== Dataset excerpts ==

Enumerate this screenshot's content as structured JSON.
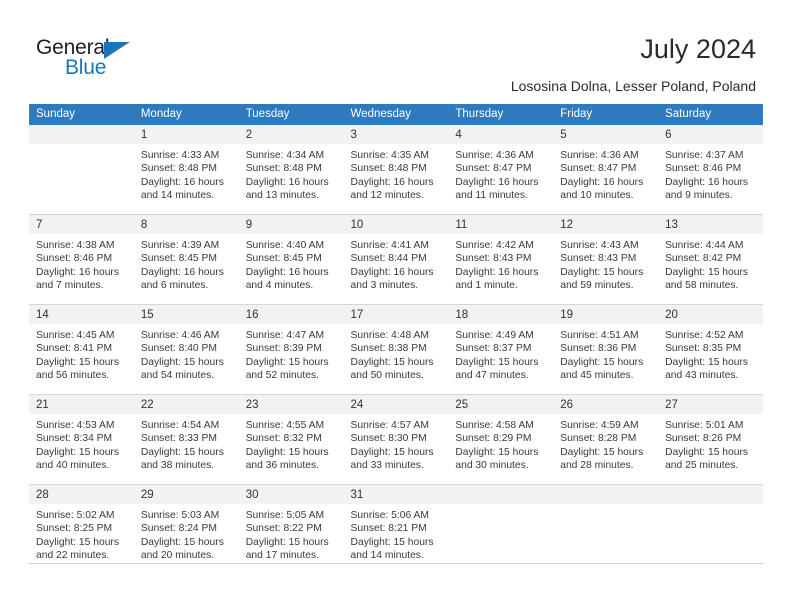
{
  "brand": {
    "name_part1": "General",
    "name_part2": "Blue",
    "accent_color": "#1b75bb"
  },
  "header": {
    "title": "July 2024",
    "subtitle": "Lososina Dolna, Lesser Poland, Poland",
    "header_bg_color": "#2f79bd",
    "daynum_bg_color": "#f2f2f2"
  },
  "weekdays": [
    "Sunday",
    "Monday",
    "Tuesday",
    "Wednesday",
    "Thursday",
    "Friday",
    "Saturday"
  ],
  "weeks": [
    [
      {
        "day": "",
        "lines": []
      },
      {
        "day": "1",
        "lines": [
          "Sunrise: 4:33 AM",
          "Sunset: 8:48 PM",
          "Daylight: 16 hours",
          "and 14 minutes."
        ]
      },
      {
        "day": "2",
        "lines": [
          "Sunrise: 4:34 AM",
          "Sunset: 8:48 PM",
          "Daylight: 16 hours",
          "and 13 minutes."
        ]
      },
      {
        "day": "3",
        "lines": [
          "Sunrise: 4:35 AM",
          "Sunset: 8:48 PM",
          "Daylight: 16 hours",
          "and 12 minutes."
        ]
      },
      {
        "day": "4",
        "lines": [
          "Sunrise: 4:36 AM",
          "Sunset: 8:47 PM",
          "Daylight: 16 hours",
          "and 11 minutes."
        ]
      },
      {
        "day": "5",
        "lines": [
          "Sunrise: 4:36 AM",
          "Sunset: 8:47 PM",
          "Daylight: 16 hours",
          "and 10 minutes."
        ]
      },
      {
        "day": "6",
        "lines": [
          "Sunrise: 4:37 AM",
          "Sunset: 8:46 PM",
          "Daylight: 16 hours",
          "and 9 minutes."
        ]
      }
    ],
    [
      {
        "day": "7",
        "lines": [
          "Sunrise: 4:38 AM",
          "Sunset: 8:46 PM",
          "Daylight: 16 hours",
          "and 7 minutes."
        ]
      },
      {
        "day": "8",
        "lines": [
          "Sunrise: 4:39 AM",
          "Sunset: 8:45 PM",
          "Daylight: 16 hours",
          "and 6 minutes."
        ]
      },
      {
        "day": "9",
        "lines": [
          "Sunrise: 4:40 AM",
          "Sunset: 8:45 PM",
          "Daylight: 16 hours",
          "and 4 minutes."
        ]
      },
      {
        "day": "10",
        "lines": [
          "Sunrise: 4:41 AM",
          "Sunset: 8:44 PM",
          "Daylight: 16 hours",
          "and 3 minutes."
        ]
      },
      {
        "day": "11",
        "lines": [
          "Sunrise: 4:42 AM",
          "Sunset: 8:43 PM",
          "Daylight: 16 hours",
          "and 1 minute."
        ]
      },
      {
        "day": "12",
        "lines": [
          "Sunrise: 4:43 AM",
          "Sunset: 8:43 PM",
          "Daylight: 15 hours",
          "and 59 minutes."
        ]
      },
      {
        "day": "13",
        "lines": [
          "Sunrise: 4:44 AM",
          "Sunset: 8:42 PM",
          "Daylight: 15 hours",
          "and 58 minutes."
        ]
      }
    ],
    [
      {
        "day": "14",
        "lines": [
          "Sunrise: 4:45 AM",
          "Sunset: 8:41 PM",
          "Daylight: 15 hours",
          "and 56 minutes."
        ]
      },
      {
        "day": "15",
        "lines": [
          "Sunrise: 4:46 AM",
          "Sunset: 8:40 PM",
          "Daylight: 15 hours",
          "and 54 minutes."
        ]
      },
      {
        "day": "16",
        "lines": [
          "Sunrise: 4:47 AM",
          "Sunset: 8:39 PM",
          "Daylight: 15 hours",
          "and 52 minutes."
        ]
      },
      {
        "day": "17",
        "lines": [
          "Sunrise: 4:48 AM",
          "Sunset: 8:38 PM",
          "Daylight: 15 hours",
          "and 50 minutes."
        ]
      },
      {
        "day": "18",
        "lines": [
          "Sunrise: 4:49 AM",
          "Sunset: 8:37 PM",
          "Daylight: 15 hours",
          "and 47 minutes."
        ]
      },
      {
        "day": "19",
        "lines": [
          "Sunrise: 4:51 AM",
          "Sunset: 8:36 PM",
          "Daylight: 15 hours",
          "and 45 minutes."
        ]
      },
      {
        "day": "20",
        "lines": [
          "Sunrise: 4:52 AM",
          "Sunset: 8:35 PM",
          "Daylight: 15 hours",
          "and 43 minutes."
        ]
      }
    ],
    [
      {
        "day": "21",
        "lines": [
          "Sunrise: 4:53 AM",
          "Sunset: 8:34 PM",
          "Daylight: 15 hours",
          "and 40 minutes."
        ]
      },
      {
        "day": "22",
        "lines": [
          "Sunrise: 4:54 AM",
          "Sunset: 8:33 PM",
          "Daylight: 15 hours",
          "and 38 minutes."
        ]
      },
      {
        "day": "23",
        "lines": [
          "Sunrise: 4:55 AM",
          "Sunset: 8:32 PM",
          "Daylight: 15 hours",
          "and 36 minutes."
        ]
      },
      {
        "day": "24",
        "lines": [
          "Sunrise: 4:57 AM",
          "Sunset: 8:30 PM",
          "Daylight: 15 hours",
          "and 33 minutes."
        ]
      },
      {
        "day": "25",
        "lines": [
          "Sunrise: 4:58 AM",
          "Sunset: 8:29 PM",
          "Daylight: 15 hours",
          "and 30 minutes."
        ]
      },
      {
        "day": "26",
        "lines": [
          "Sunrise: 4:59 AM",
          "Sunset: 8:28 PM",
          "Daylight: 15 hours",
          "and 28 minutes."
        ]
      },
      {
        "day": "27",
        "lines": [
          "Sunrise: 5:01 AM",
          "Sunset: 8:26 PM",
          "Daylight: 15 hours",
          "and 25 minutes."
        ]
      }
    ],
    [
      {
        "day": "28",
        "lines": [
          "Sunrise: 5:02 AM",
          "Sunset: 8:25 PM",
          "Daylight: 15 hours",
          "and 22 minutes."
        ]
      },
      {
        "day": "29",
        "lines": [
          "Sunrise: 5:03 AM",
          "Sunset: 8:24 PM",
          "Daylight: 15 hours",
          "and 20 minutes."
        ]
      },
      {
        "day": "30",
        "lines": [
          "Sunrise: 5:05 AM",
          "Sunset: 8:22 PM",
          "Daylight: 15 hours",
          "and 17 minutes."
        ]
      },
      {
        "day": "31",
        "lines": [
          "Sunrise: 5:06 AM",
          "Sunset: 8:21 PM",
          "Daylight: 15 hours",
          "and 14 minutes."
        ]
      },
      {
        "day": "",
        "lines": []
      },
      {
        "day": "",
        "lines": []
      },
      {
        "day": "",
        "lines": []
      }
    ]
  ]
}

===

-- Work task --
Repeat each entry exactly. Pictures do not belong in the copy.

-- Answer box --
Enumerate this screenshot's content as structured JSON.
{
  "brand": {
    "name_part1": "General",
    "name_part2": "Blue",
    "accent_color": "#1b75bb"
  },
  "header": {
    "title": "July 2024",
    "subtitle": "Lososina Dolna, Lesser Poland, Poland",
    "header_bg_color": "#2f79bd",
    "daynum_bg_color": "#f2f2f2"
  },
  "weekdays": [
    "Sunday",
    "Monday",
    "Tuesday",
    "Wednesday",
    "Thursday",
    "Friday",
    "Saturday"
  ],
  "weeks": [
    [
      {
        "day": "",
        "lines": []
      },
      {
        "day": "1",
        "lines": [
          "Sunrise: 4:33 AM",
          "Sunset: 8:48 PM",
          "Daylight: 16 hours",
          "and 14 minutes."
        ]
      },
      {
        "day": "2",
        "lines": [
          "Sunrise: 4:34 AM",
          "Sunset: 8:48 PM",
          "Daylight: 16 hours",
          "and 13 minutes."
        ]
      },
      {
        "day": "3",
        "lines": [
          "Sunrise: 4:35 AM",
          "Sunset: 8:48 PM",
          "Daylight: 16 hours",
          "and 12 minutes."
        ]
      },
      {
        "day": "4",
        "lines": [
          "Sunrise: 4:36 AM",
          "Sunset: 8:47 PM",
          "Daylight: 16 hours",
          "and 11 minutes."
        ]
      },
      {
        "day": "5",
        "lines": [
          "Sunrise: 4:36 AM",
          "Sunset: 8:47 PM",
          "Daylight: 16 hours",
          "and 10 minutes."
        ]
      },
      {
        "day": "6",
        "lines": [
          "Sunrise: 4:37 AM",
          "Sunset: 8:46 PM",
          "Daylight: 16 hours",
          "and 9 minutes."
        ]
      }
    ],
    [
      {
        "day": "7",
        "lines": [
          "Sunrise: 4:38 AM",
          "Sunset: 8:46 PM",
          "Daylight: 16 hours",
          "and 7 minutes."
        ]
      },
      {
        "day": "8",
        "lines": [
          "Sunrise: 4:39 AM",
          "Sunset: 8:45 PM",
          "Daylight: 16 hours",
          "and 6 minutes."
        ]
      },
      {
        "day": "9",
        "lines": [
          "Sunrise: 4:40 AM",
          "Sunset: 8:45 PM",
          "Daylight: 16 hours",
          "and 4 minutes."
        ]
      },
      {
        "day": "10",
        "lines": [
          "Sunrise: 4:41 AM",
          "Sunset: 8:44 PM",
          "Daylight: 16 hours",
          "and 3 minutes."
        ]
      },
      {
        "day": "11",
        "lines": [
          "Sunrise: 4:42 AM",
          "Sunset: 8:43 PM",
          "Daylight: 16 hours",
          "and 1 minute."
        ]
      },
      {
        "day": "12",
        "lines": [
          "Sunrise: 4:43 AM",
          "Sunset: 8:43 PM",
          "Daylight: 15 hours",
          "and 59 minutes."
        ]
      },
      {
        "day": "13",
        "lines": [
          "Sunrise: 4:44 AM",
          "Sunset: 8:42 PM",
          "Daylight: 15 hours",
          "and 58 minutes."
        ]
      }
    ],
    [
      {
        "day": "14",
        "lines": [
          "Sunrise: 4:45 AM",
          "Sunset: 8:41 PM",
          "Daylight: 15 hours",
          "and 56 minutes."
        ]
      },
      {
        "day": "15",
        "lines": [
          "Sunrise: 4:46 AM",
          "Sunset: 8:40 PM",
          "Daylight: 15 hours",
          "and 54 minutes."
        ]
      },
      {
        "day": "16",
        "lines": [
          "Sunrise: 4:47 AM",
          "Sunset: 8:39 PM",
          "Daylight: 15 hours",
          "and 52 minutes."
        ]
      },
      {
        "day": "17",
        "lines": [
          "Sunrise: 4:48 AM",
          "Sunset: 8:38 PM",
          "Daylight: 15 hours",
          "and 50 minutes."
        ]
      },
      {
        "day": "18",
        "lines": [
          "Sunrise: 4:49 AM",
          "Sunset: 8:37 PM",
          "Daylight: 15 hours",
          "and 47 minutes."
        ]
      },
      {
        "day": "19",
        "lines": [
          "Sunrise: 4:51 AM",
          "Sunset: 8:36 PM",
          "Daylight: 15 hours",
          "and 45 minutes."
        ]
      },
      {
        "day": "20",
        "lines": [
          "Sunrise: 4:52 AM",
          "Sunset: 8:35 PM",
          "Daylight: 15 hours",
          "and 43 minutes."
        ]
      }
    ],
    [
      {
        "day": "21",
        "lines": [
          "Sunrise: 4:53 AM",
          "Sunset: 8:34 PM",
          "Daylight: 15 hours",
          "and 40 minutes."
        ]
      },
      {
        "day": "22",
        "lines": [
          "Sunrise: 4:54 AM",
          "Sunset: 8:33 PM",
          "Daylight: 15 hours",
          "and 38 minutes."
        ]
      },
      {
        "day": "23",
        "lines": [
          "Sunrise: 4:55 AM",
          "Sunset: 8:32 PM",
          "Daylight: 15 hours",
          "and 36 minutes."
        ]
      },
      {
        "day": "24",
        "lines": [
          "Sunrise: 4:57 AM",
          "Sunset: 8:30 PM",
          "Daylight: 15 hours",
          "and 33 minutes."
        ]
      },
      {
        "day": "25",
        "lines": [
          "Sunrise: 4:58 AM",
          "Sunset: 8:29 PM",
          "Daylight: 15 hours",
          "and 30 minutes."
        ]
      },
      {
        "day": "26",
        "lines": [
          "Sunrise: 4:59 AM",
          "Sunset: 8:28 PM",
          "Daylight: 15 hours",
          "and 28 minutes."
        ]
      },
      {
        "day": "27",
        "lines": [
          "Sunrise: 5:01 AM",
          "Sunset: 8:26 PM",
          "Daylight: 15 hours",
          "and 25 minutes."
        ]
      }
    ],
    [
      {
        "day": "28",
        "lines": [
          "Sunrise: 5:02 AM",
          "Sunset: 8:25 PM",
          "Daylight: 15 hours",
          "and 22 minutes."
        ]
      },
      {
        "day": "29",
        "lines": [
          "Sunrise: 5:03 AM",
          "Sunset: 8:24 PM",
          "Daylight: 15 hours",
          "and 20 minutes."
        ]
      },
      {
        "day": "30",
        "lines": [
          "Sunrise: 5:05 AM",
          "Sunset: 8:22 PM",
          "Daylight: 15 hours",
          "and 17 minutes."
        ]
      },
      {
        "day": "31",
        "lines": [
          "Sunrise: 5:06 AM",
          "Sunset: 8:21 PM",
          "Daylight: 15 hours",
          "and 14 minutes."
        ]
      },
      {
        "day": "",
        "lines": []
      },
      {
        "day": "",
        "lines": []
      },
      {
        "day": "",
        "lines": []
      }
    ]
  ]
}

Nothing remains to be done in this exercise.